Dear Fellow Parent,
Do you want your child to get a good job when they leave school? Do you want your child to be attractive to prospective employers? Do you want your child to succeed and be off your hands by the age of 25? Of course you do.
Let's be honest: after we've proclaimed that we want our children to be happy and healthy, the overriding concern that most of us have as parents - especially as our children move towards the end of their schooling - is that they are "on track" towards "a good job".
So how do most of us respond to this desire? Simple: we take what worked for us - or what seemed to work for most other people - and encourage them to succeed at school.
And what does success look like? Again, simple - it's about the accumulation of qualifications at as high a level as possible, in order to gain entry to university and get "on track" towards that dream job - and the associated financial security (for them and us).
Well, I hesitate to tell you this, but you'd better think again. As the father of two sons - who both succeeded in terms of academic attainment at school but who both dropped out of their respective university courses - I have some real life experience.
I'm pleased to report that both of them have now made their own way in the world and I'd like to think that their success is down to their intrinsic drive, resilience and innovative ability over any academic success that they had at school.
I am not for one minute suggesting that academic success at school should be downplayed - in fact, quite the reverse. But what I am saying is that the manner in which we engage young people in learning needs to prepare them much better for the world which they will inhabit over their working lives of 50 or 60 years.
Tony Wagner, co-director of the Change Leadership Group at the Harvard Graduate School of Education, argues that schools are not adding the value and teaching the skills that matter most in the marketplace.
He argues that the key quality employers are looking for in employees is the capacity to innovate. This is backed up by even the most cursory examination of some of the qualities global firms are looking for in new starts. For example, Rolls-Royce looks for people who can succeed in "complex, innovative and highly challenging environments"; Deutsche Bank is seeking interns who can "provide fresh, innovative thinking"; and Shell wants people with "intellectual, analytical and creative ability..." As one might expect, Google seeks people who can, "through innovation, take things that work well and improve upon them in unexpected ways". And IBM wants "people who have skills, creativity and passion... "
The common factor in all of these cases is clearly a requirement that prospective employees have a capacity to operate effectively in an innovative environment.
Such firms take academic success for granted - this is not a matter of knowledge taking a back seat to the skills agenda - but what is clear is that the goal of education should not be to make every child "university ready" but, as Wagner calls it, "innovation ready" - ie, ready to add value to whatever they do.
The word innovation derives from the Latin verb innovare, "to renew or change". The capacity to solve problems creatively, or bring new possibilities to life, and skills like critical thinking, communication and collaboration are at the heart of innovation. Yet consider how rarely these qualities are utilised or developed in schools, especially as the high-stakes examinations come into view.

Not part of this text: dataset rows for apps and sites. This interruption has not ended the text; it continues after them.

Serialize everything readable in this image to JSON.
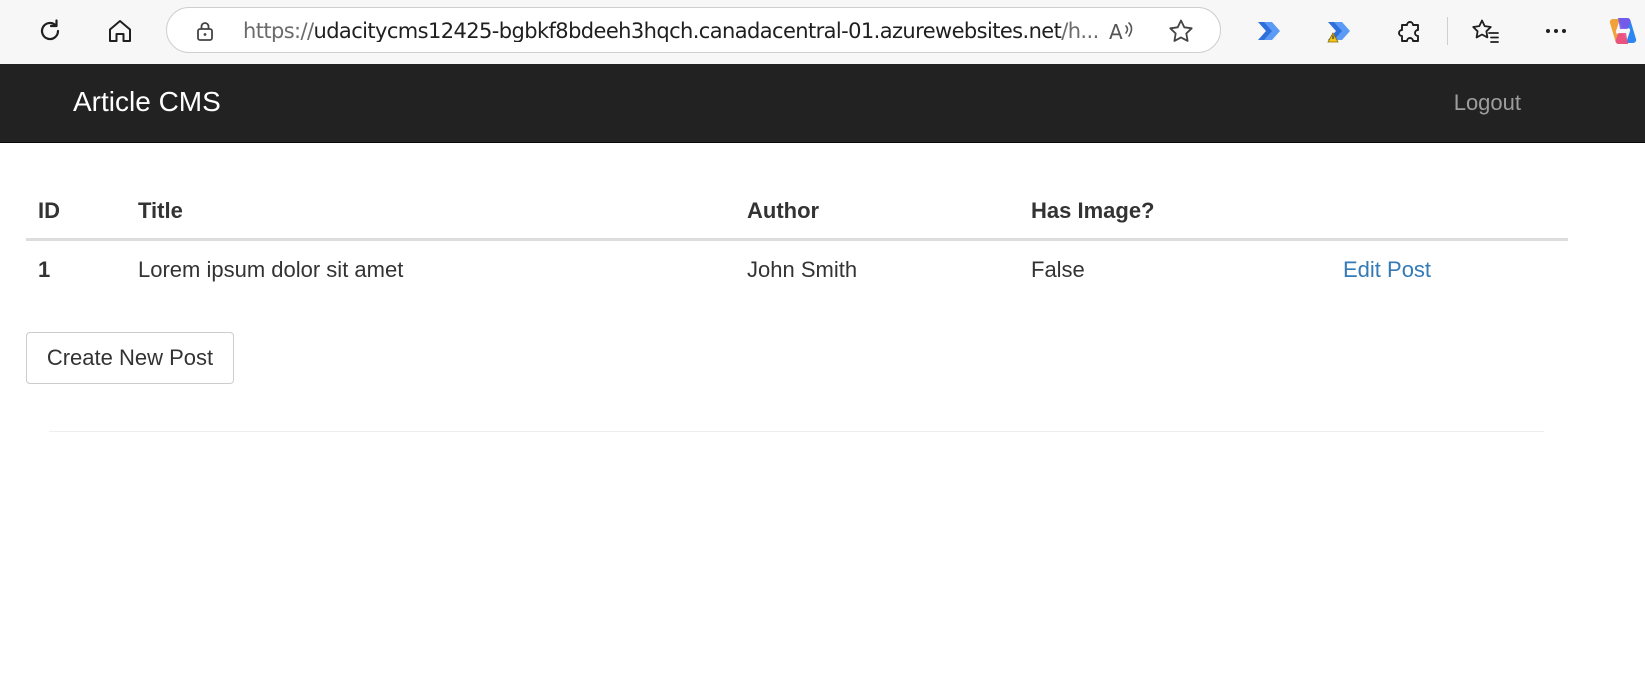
{
  "browser": {
    "url_scheme": "https://",
    "url_host": "udacitycms12425-bgbkf8bdeeh3hqch.canadacentral-01.azurewebsites.net",
    "url_rest": "/h...",
    "icons": {
      "refresh": "refresh-icon",
      "home": "home-icon",
      "site_info": "site-info-lock-icon",
      "read_aloud": "read-aloud-icon",
      "favorite": "star-icon",
      "ext1": "power-automate-icon",
      "ext2": "power-automate-warning-icon",
      "extensions": "puzzle-icon",
      "favorites": "favorites-list-icon",
      "more": "more-icon",
      "copilot": "copilot-icon"
    }
  },
  "navbar": {
    "brand": "Article CMS",
    "logout": "Logout",
    "background": "#222222",
    "link_color": "#9d9d9d"
  },
  "table": {
    "headers": [
      "ID",
      "Title",
      "Author",
      "Has Image?",
      ""
    ],
    "rows": [
      {
        "id": "1",
        "title": "Lorem ipsum dolor sit amet",
        "author": "John Smith",
        "has_image": "False",
        "action": "Edit Post"
      }
    ]
  },
  "actions": {
    "create": "Create New Post"
  },
  "colors": {
    "link": "#337ab7",
    "text": "#333333"
  }
}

This is why what is happening in English education and Scottish education makes for such a fascinating comparison. Without wishing to enter into any political territory, it seems clear to anyone looking in that the English curriculum - via the encouragement and direction of Michael Gove (one of Scotland's exiles) - is modelling itself upon an episode of The Good Old Days, where the conviction, certainty and ideological faith regarding the place of knowledge overrides any reference to the modern skill sets that are essential in the modern workplace.
That's why Scotland, in common with countries such as Finland, Australia, India and Singapore (which has one of the highest-performing education systems in the world in terms of academic attainment) is on the right lines with Curriculum for Excellence - with its wider focus on developing personal capacities in addition to the acquisition of knowledge, especially the capacity to think independently, creatively and collaboratively.
Yet this is still an enormous jump for so many of us who have lived in a more secure and certain environment, where one's eventual place in the job market was directly related to how many Highers were achieved and the quality of the degree awarded.
I'll know we have changed when headteachers start to receive complaints from parents that their child is not being encouraged to think creatively or to develop the innovative skills he or she will require in the future - as opposed to not being given enough homework at the age of eight.
With best wishes and good luck,
Don Ledingham is director of education and children's services, Midlothian, and executive director of services for people, East Lothian.